=== Section Start ===

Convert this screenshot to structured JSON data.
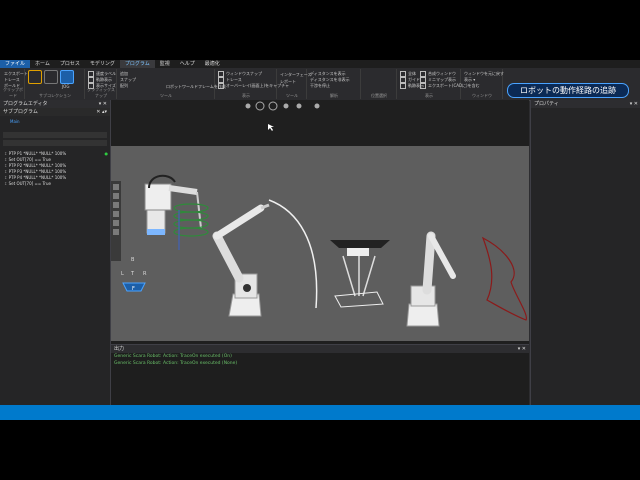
{
  "menu": [
    "ファイル",
    "ホーム",
    "プロセス",
    "モデリング",
    "プログラム",
    "監視",
    "ヘルプ",
    "最適化"
  ],
  "menu_active_index": 4,
  "ribbon": {
    "left_buttons": [
      "エクスポート",
      "トレース",
      "ボールド",
      "JOG",
      "追加",
      "スナップ",
      "配列"
    ],
    "options": [
      "速度ラベル",
      "軌跡表示",
      "表示サイズ",
      "再生スナップ"
    ],
    "group_labels": [
      "クリップボード",
      "サブコレクション",
      "グラフィックスナップ",
      "ツール",
      "表示",
      "ツール",
      "解析",
      "位置選択",
      "表示",
      "ウィンドウ"
    ],
    "frame_tool": "ロボットワールドフレームを作成",
    "view_checks": [
      "ウィンドウスナップ",
      "トレース",
      "オーバーレイ(画面上)をキャプチャ"
    ],
    "interference": [
      "インターフェース",
      "レポート"
    ],
    "collision": [
      "ディスタンスを表示",
      "ディスタンスを非表示",
      "干渉を停止"
    ],
    "misc_checks": [
      "全体",
      "ガイド",
      "軌跡表示",
      "合成ウィンドウ",
      "ミニマップ表示",
      "エクスポート(CADに)を含む"
    ],
    "window_buttons": [
      "ウィンドウを元に戻す",
      "表示 ▾"
    ]
  },
  "callout": "ロボットの動作経路の追跡",
  "program_editor": {
    "title": "プログラムエディタ",
    "sub_title": "サブプログラム",
    "tree_root": "Main",
    "lines": [
      "PTP P1 *NULL* *NULL* 100%",
      "Set OUT[70] == True",
      "PTP P2 *NULL* *NULL* 100%",
      "PTP P3 *NULL* *NULL* 100%",
      "PTP P4 *NULL* *NULL* 100%",
      "Set OUT[70] == True"
    ]
  },
  "properties": {
    "title": "プロパティ"
  },
  "output": {
    "title": "出力",
    "lines": [
      "Generic Scara Robot: Action: TraceOn executed (On)",
      "Generic Scara Robot: Action: TraceOn executed (None)"
    ]
  },
  "navcube": {
    "top": "B",
    "left": "L",
    "right": "R",
    "center": "T",
    "front": "F"
  },
  "colors": {
    "accent": "#1c5fa8",
    "trace_green": "#2e8b3a",
    "trace_red": "#8b1a1a",
    "output_text": "#6abf69"
  }
}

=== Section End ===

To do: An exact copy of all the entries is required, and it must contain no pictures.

Response area:
Convert this screenshot to structured JSON data.
{
  "menu": [
    "ファイル",
    "ホーム",
    "プロセス",
    "モデリング",
    "プログラム",
    "監視",
    "ヘルプ",
    "最適化"
  ],
  "menu_active_index": 4,
  "ribbon": {
    "left_buttons": [
      "エクスポート",
      "トレース",
      "ボールド",
      "JOG",
      "追加",
      "スナップ",
      "配列"
    ],
    "options": [
      "速度ラベル",
      "軌跡表示",
      "表示サイズ",
      "再生スナップ"
    ],
    "group_labels": [
      "クリップボード",
      "サブコレクション",
      "グラフィックスナップ",
      "ツール",
      "表示",
      "ツール",
      "解析",
      "位置選択",
      "表示",
      "ウィンドウ"
    ],
    "frame_tool": "ロボットワールドフレームを作成",
    "view_checks": [
      "ウィンドウスナップ",
      "トレース",
      "オーバーレイ(画面上)をキャプチャ"
    ],
    "interference": [
      "インターフェース",
      "レポート"
    ],
    "collision": [
      "ディスタンスを表示",
      "ディスタンスを非表示",
      "干渉を停止"
    ],
    "misc_checks": [
      "全体",
      "ガイド",
      "軌跡表示",
      "合成ウィンドウ",
      "ミニマップ表示",
      "エクスポート(CADに)を含む"
    ],
    "window_buttons": [
      "ウィンドウを元に戻す",
      "表示 ▾"
    ]
  },
  "callout": "ロボットの動作経路の追跡",
  "program_editor": {
    "title": "プログラムエディタ",
    "sub_title": "サブプログラム",
    "tree_root": "Main",
    "lines": [
      "PTP P1 *NULL* *NULL* 100%",
      "Set OUT[70] == True",
      "PTP P2 *NULL* *NULL* 100%",
      "PTP P3 *NULL* *NULL* 100%",
      "PTP P4 *NULL* *NULL* 100%",
      "Set OUT[70] == True"
    ]
  },
  "properties": {
    "title": "プロパティ"
  },
  "output": {
    "title": "出力",
    "lines": [
      "Generic Scara Robot: Action: TraceOn executed (On)",
      "Generic Scara Robot: Action: TraceOn executed (None)"
    ]
  },
  "navcube": {
    "top": "B",
    "left": "L",
    "right": "R",
    "center": "T",
    "front": "F"
  },
  "colors": {
    "accent": "#1c5fa8",
    "trace_green": "#2e8b3a",
    "trace_red": "#8b1a1a",
    "output_text": "#6abf69"
  }
}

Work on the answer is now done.